All my life I’ve liked to walk. Lately, destination is incidental. I get out and go nowhere. On these walks—perhaps it’s the aimless motion through the city—I’ve noticed a passive habit, a recurring pattern in my mental fabric: I see Seattle as an apparatus for skateboarding. I look at railings, ledges, embankments, stairs, and gliding apparitions take to them with tricks. My old language rises up, the silly argot: kickflip crooked grind. Backside tailslide to fakie. Nollie laser flip.
Although I spent most of my free time between the ages of 13 and 19 on a board, I’ve hardly skated in a decade. Yet this way of seeing remains as reflexive and involuntary as a sense of humor. Until the pandemic set in, and an eerie quiet fell, I hardly knew I was doing it.
It’s a visual example of how what we learn when we’re young doesn’t fade. At least not without conscious work. I’m not disposed to easy optimism, but for some years I’ve watched certain, semiconscious frameworks tremble, sometimes topple—beliefs I hardly knew I held. That my life is a narrative attached to linear time. That U.S. society, even with its manifold flaws and cruelties and inequities, is basically stable. That things trend fitfully, but ultimately, toward progress. Perhaps, intellectually, I contested these things, but it was hard to not believe them, at least on some level.
Moving through the city now, I’ve been questioning anew how I see. I was raised in a conservative, hyper-religious house. I hardly resemble my upbringing, but even if the picture has changed, I wonder how much the frame has. What do I process through old, forgotten structures? This line of inquiry is hardly new. It’s the stuff of therapy sessions and neuroplasticity research into how our young, pliant minds rigidify and how with some effort we might mollify them again. It is some of what we mean when we say “unconscious bias” and “constructed reality” and “learned behaviors.” As forms of imposed order go, imagining the city as a place to skate is innocuous. But I’ve started to regard these daydreams not only as vestiges of hours on a board, but as reminders. I can see, in an imagined body hurling itself down a set of stairs, what I project onto the world.

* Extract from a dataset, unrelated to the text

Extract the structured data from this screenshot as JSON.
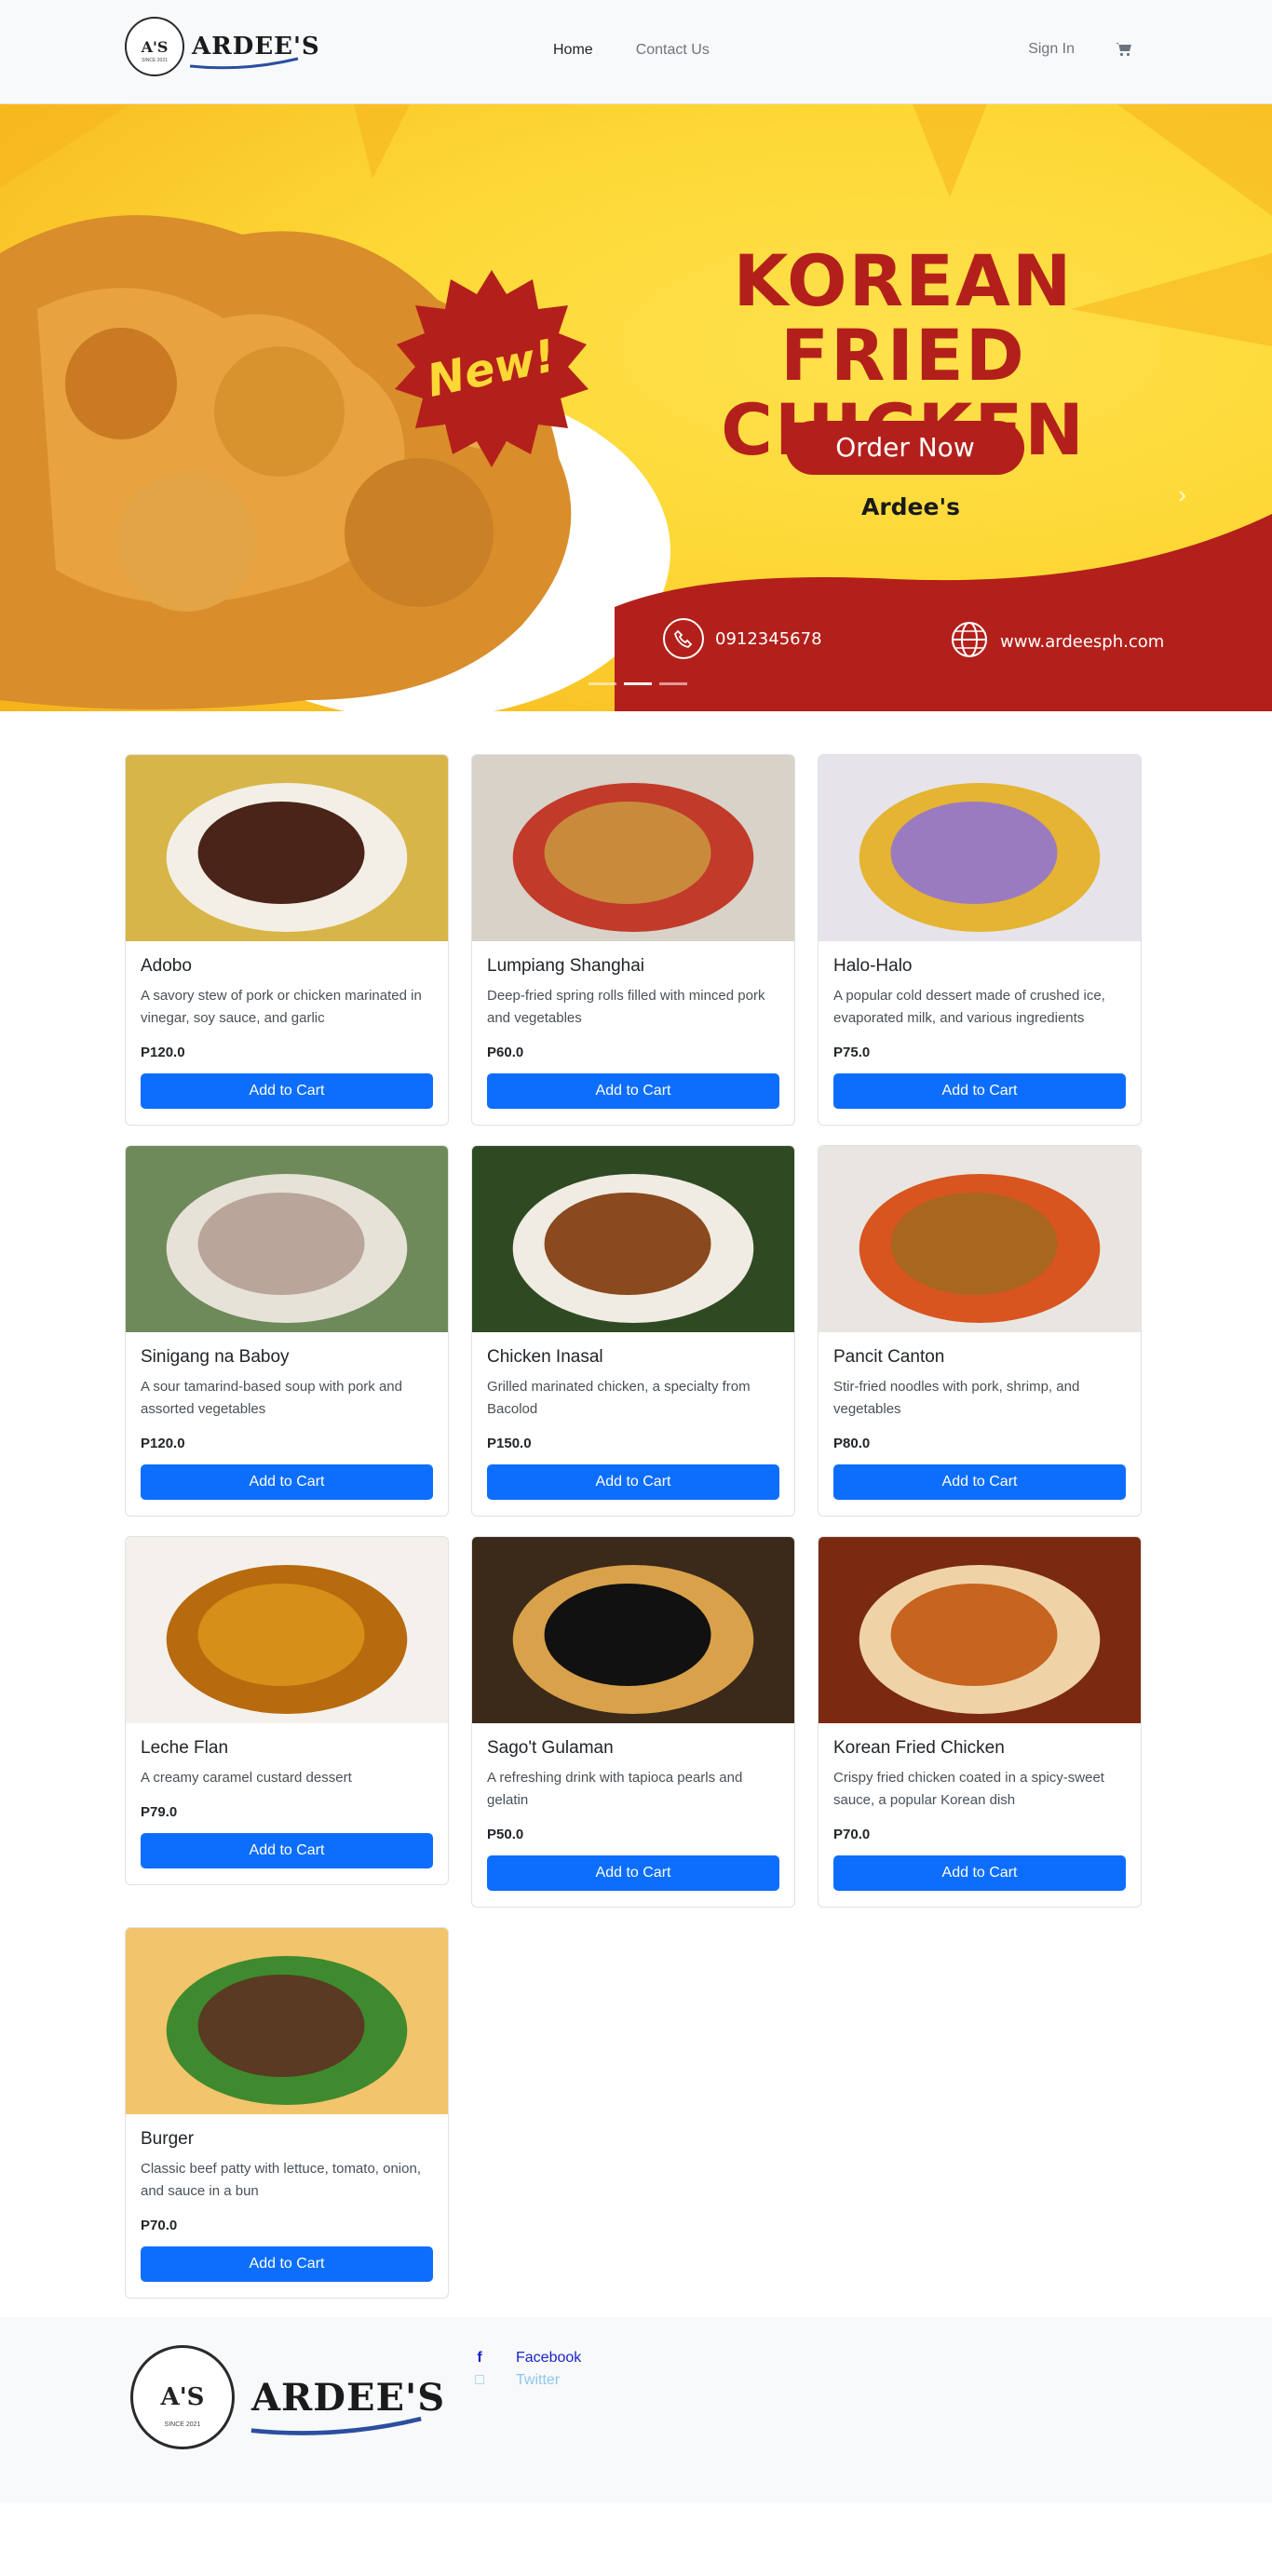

 I still count the stairs in a flight to quantify the impact of jumping down them, the pain in the knees and heels.
 See, for instance, “cognitive restructuring.”